What appears to be a tale of progressive development and reversal of a life path in the portrayal of a single individual is, in reality, a quest for answers and a declaration of opinion concerning the questions we ponder. In describing the 78 years of his own chronological development, Dr. Clyde v. Collard has painted a vivid picture of the human condition and the forces explicit in shaping the biological and social existence of each of us. In the generic sense, that which applies to one human applies to all humans. John Donne expressed that sentiment when he wrote, And therefore never send to know for whom the bell tolls; it tolls for thee. The author here states, Look, then into the glass, perceive yourself And now . . . choose.
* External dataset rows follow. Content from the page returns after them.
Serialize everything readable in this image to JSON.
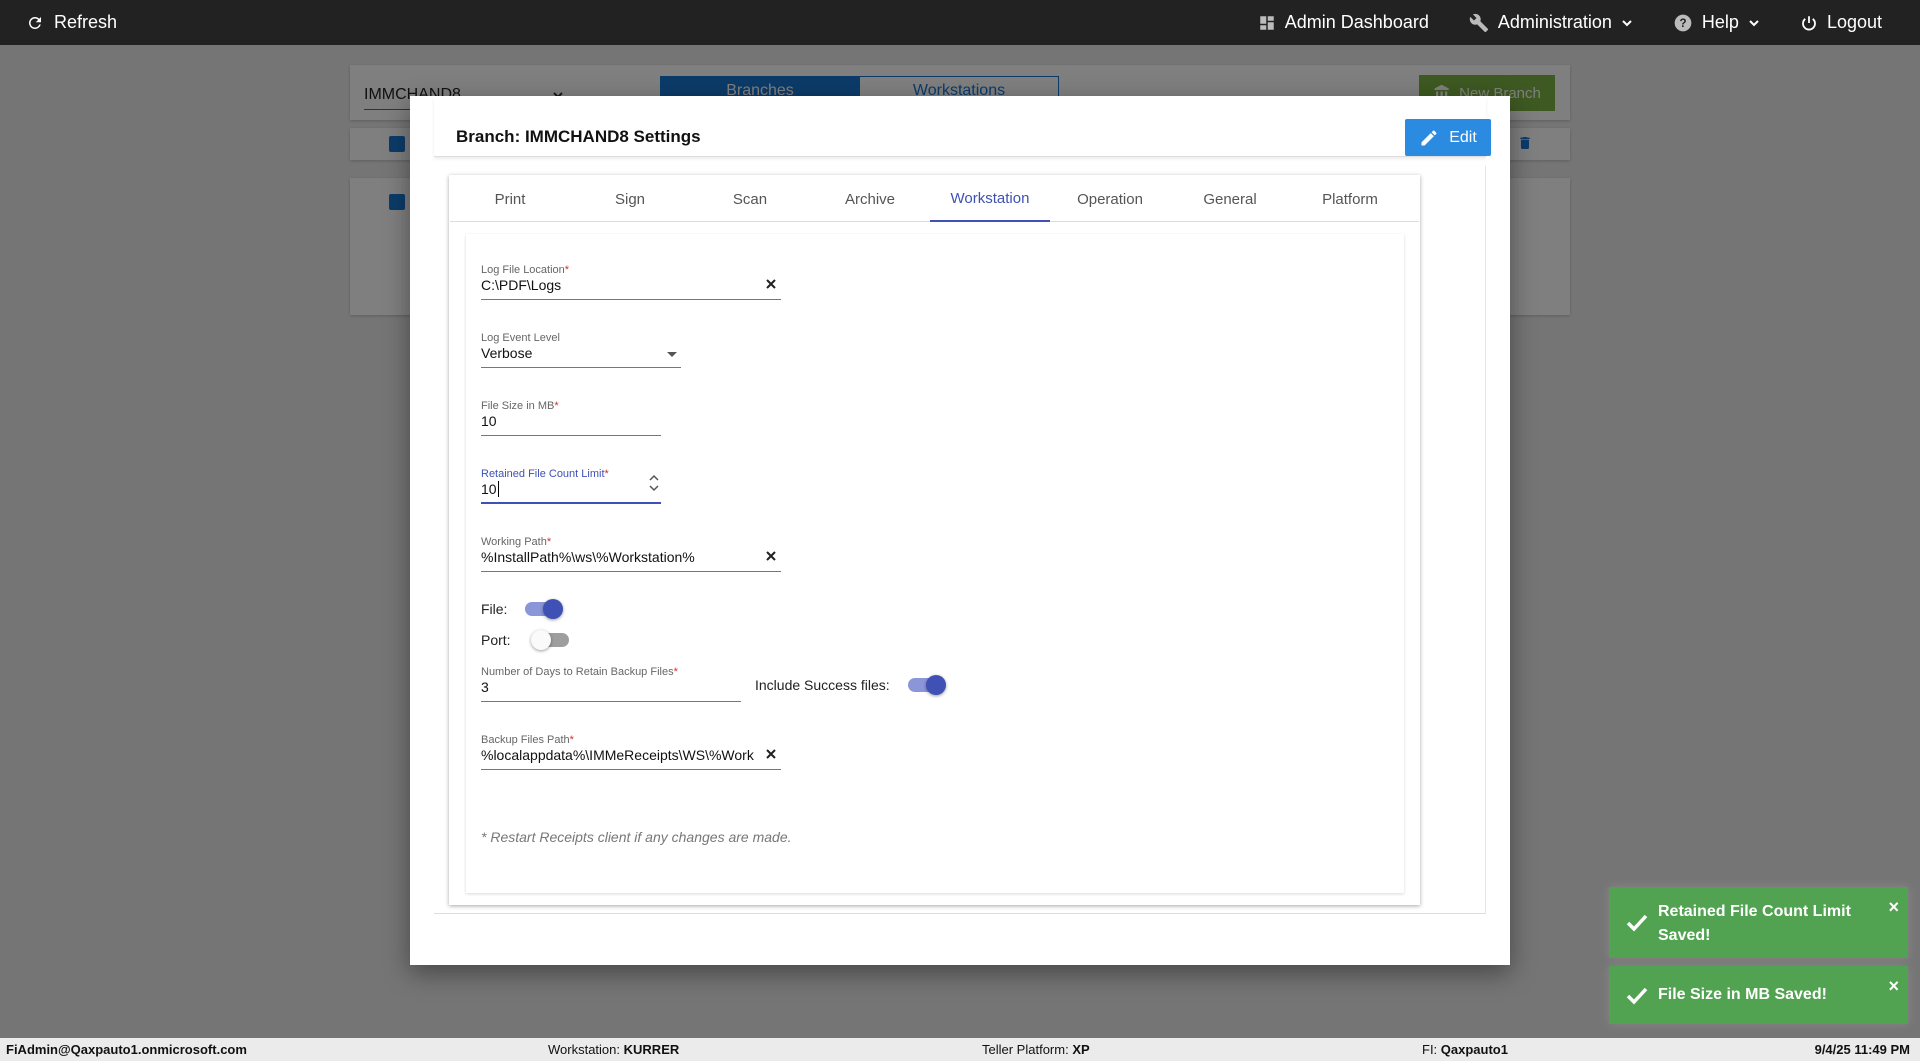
{
  "topbar": {
    "refresh_label": "Refresh",
    "admin_dashboard_label": "Admin Dashboard",
    "administration_label": "Administration",
    "help_label": "Help",
    "logout_label": "Logout"
  },
  "background": {
    "branch_select_value": "IMMCHAND8",
    "segment_branches": "Branches",
    "segment_workstations": "Workstations",
    "new_branch_label": "New Branch"
  },
  "modal": {
    "title": "Branch: IMMCHAND8 Settings",
    "edit_label": "Edit",
    "tabs": [
      {
        "label": "Print"
      },
      {
        "label": "Sign"
      },
      {
        "label": "Scan"
      },
      {
        "label": "Archive"
      },
      {
        "label": "Workstation"
      },
      {
        "label": "Operation"
      },
      {
        "label": "General"
      },
      {
        "label": "Platform"
      }
    ],
    "active_tab": "Workstation",
    "fields": {
      "log_file_location": {
        "label": "Log File Location",
        "value": "C:\\PDF\\Logs"
      },
      "log_event_level": {
        "label": "Log Event Level",
        "value": "Verbose"
      },
      "file_size": {
        "label": "File Size in MB",
        "value": "10"
      },
      "retained_count": {
        "label": "Retained File Count Limit",
        "value": "10"
      },
      "working_path": {
        "label": "Working Path",
        "value": "%InstallPath%\\ws\\%Workstation%"
      },
      "retain_days": {
        "label": "Number of Days to Retain Backup Files",
        "value": "3"
      },
      "backup_path": {
        "label": "Backup Files Path",
        "value": "%localappdata%\\IMMeReceipts\\WS\\%Work"
      }
    },
    "required_marker": "*",
    "toggles": {
      "file": {
        "label": "File:",
        "on": true
      },
      "port": {
        "label": "Port:",
        "on": false
      },
      "include_success": {
        "label": "Include Success files:",
        "on": true
      }
    },
    "note": "* Restart Receipts client if any changes are made."
  },
  "toasts": [
    {
      "line1": "Retained File Count Limit",
      "line2": "Saved!"
    },
    {
      "line1": "File Size in MB Saved!"
    }
  ],
  "footer": {
    "user": "FiAdmin@Qaxpauto1.onmicrosoft.com",
    "workstation_label": "Workstation:",
    "workstation_value": "KURRER",
    "platform_label": "Teller Platform:",
    "platform_value": "XP",
    "fi_label": "FI:",
    "fi_value": "Qaxpauto1",
    "datetime": "9/4/25 11:49 PM"
  },
  "colors": {
    "accent": "#3f51b5",
    "edit_button": "#2a8be0",
    "toast_success": "#51a351",
    "new_branch": "#7cb342",
    "topbar": "#222222"
  }
}
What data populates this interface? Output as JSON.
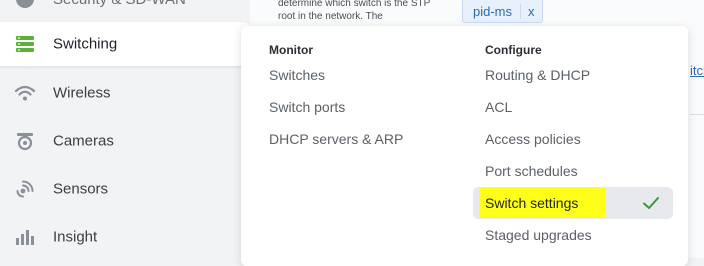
{
  "sidebar": {
    "items": [
      {
        "label": "Security & SD-WAN",
        "icon": "shield-icon"
      },
      {
        "label": "Switching",
        "icon": "switch-icon",
        "active": true
      },
      {
        "label": "Wireless",
        "icon": "wifi-icon"
      },
      {
        "label": "Cameras",
        "icon": "camera-icon"
      },
      {
        "label": "Sensors",
        "icon": "sensor-icon"
      },
      {
        "label": "Insight",
        "icon": "bar-chart-icon"
      }
    ]
  },
  "background": {
    "description": "determine which switch is the STP root in the network. The",
    "tag_text": "pid-ms",
    "tag_remove": "x",
    "link_fragment": "itch"
  },
  "menu": {
    "monitor": {
      "heading": "Monitor",
      "items": [
        "Switches",
        "Switch ports",
        "DHCP servers & ARP"
      ]
    },
    "configure": {
      "heading": "Configure",
      "items": [
        "Routing & DHCP",
        "ACL",
        "Access policies",
        "Port schedules",
        "Switch settings",
        "Staged upgrades"
      ],
      "selected": "Switch settings"
    }
  },
  "colors": {
    "highlight": "#ffff1a",
    "check": "#3a9a3a",
    "accent": "#2b6cb0"
  }
}
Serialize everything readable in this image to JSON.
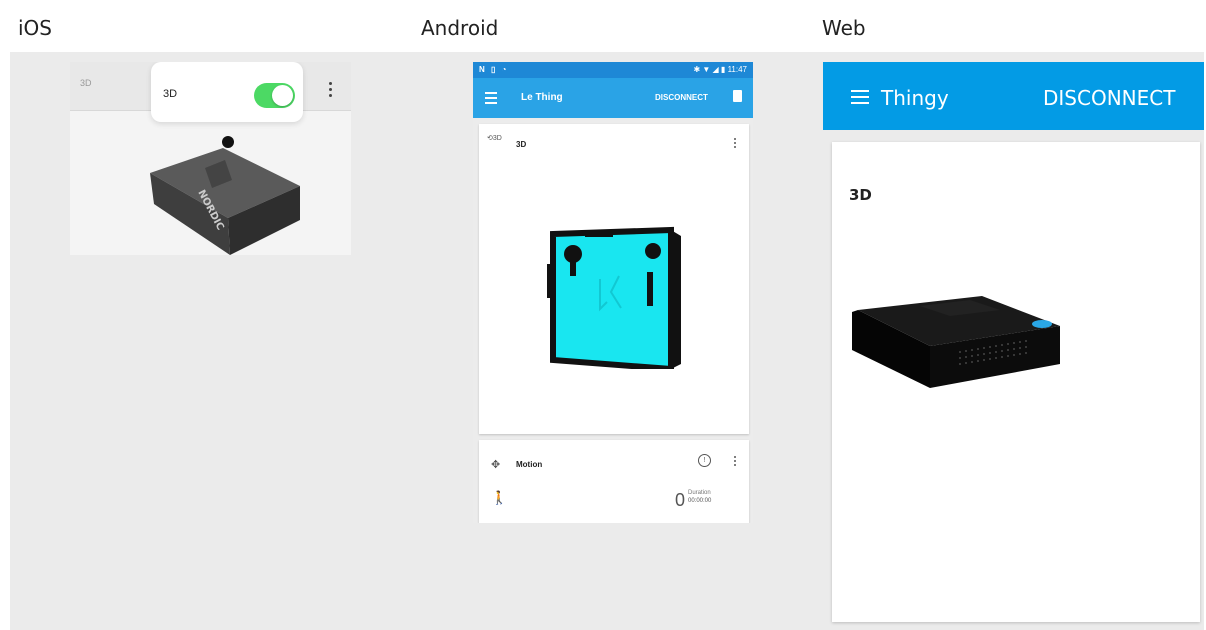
{
  "columns": {
    "ios": "iOS",
    "android": "Android",
    "web": "Web"
  },
  "ios": {
    "bar_label": "3D",
    "popover_label": "3D",
    "toggle_on": true,
    "device_brand": "NORDIC"
  },
  "android": {
    "status_right": "11:47",
    "app_title": "Le Thing",
    "disconnect_label": "DISCONNECT",
    "card_3d_title": "3D",
    "card_3d_icon": "3D",
    "motion_title": "Motion",
    "motion_count": "0",
    "duration_label": "Duration",
    "duration_value": "00:00:00"
  },
  "web": {
    "app_title": "Thingy",
    "disconnect_label": "DISCONNECT",
    "card_title": "3D"
  },
  "colors": {
    "android_status": "#1e88d6",
    "android_appbar": "#2aa3e6",
    "web_appbar": "#039be5",
    "ios_toggle": "#4cd964",
    "android_device": "#19e6f0"
  },
  "icons": [
    "menu-icon",
    "kebab-icon",
    "trash-icon",
    "motion-icon",
    "info-icon",
    "walk-icon",
    "rotate-3d-icon"
  ]
}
These are sketches about the life and times that Keating travelled. His first book was RIDING THE FINCE LINES: Riding the Fences that Define the Margins of Religious Tolerance; he is joined by five co-authors: Muslim scholar, Jewish rabbi, Catholic priest, Protestant minister, and Buddhist minister. Keating's second book, BUFFALO GAP FRONTIER, is a personal historical account of the settling of the Last Frontier in South Dakota and Wyoming. He is joined by two co-authors: a pioneer rancher, and a Lakota from the Pine Ridge Indian Reservation. His third book, 1960s DECADE OF DISSENT: The Way We Were, is a historical novel written about the times on the U.C. Berkeley when the author was a student.
The study of pre-existing film music is a well-established part of Film Studies, covering 'classical' music and popular music. Generally, these broad musical types are studied in isolation. This anthology brings them together in twelve focused case studies. The first section explores art music; it revolves around the debate on the relation between the aural and visual tracks, and whether pre-existing music has an integrative function or not. The second section is devoted to popular music in film, and shows how very similar the functions of popular music in film are to the supposedly more 'elite' classical music and opera.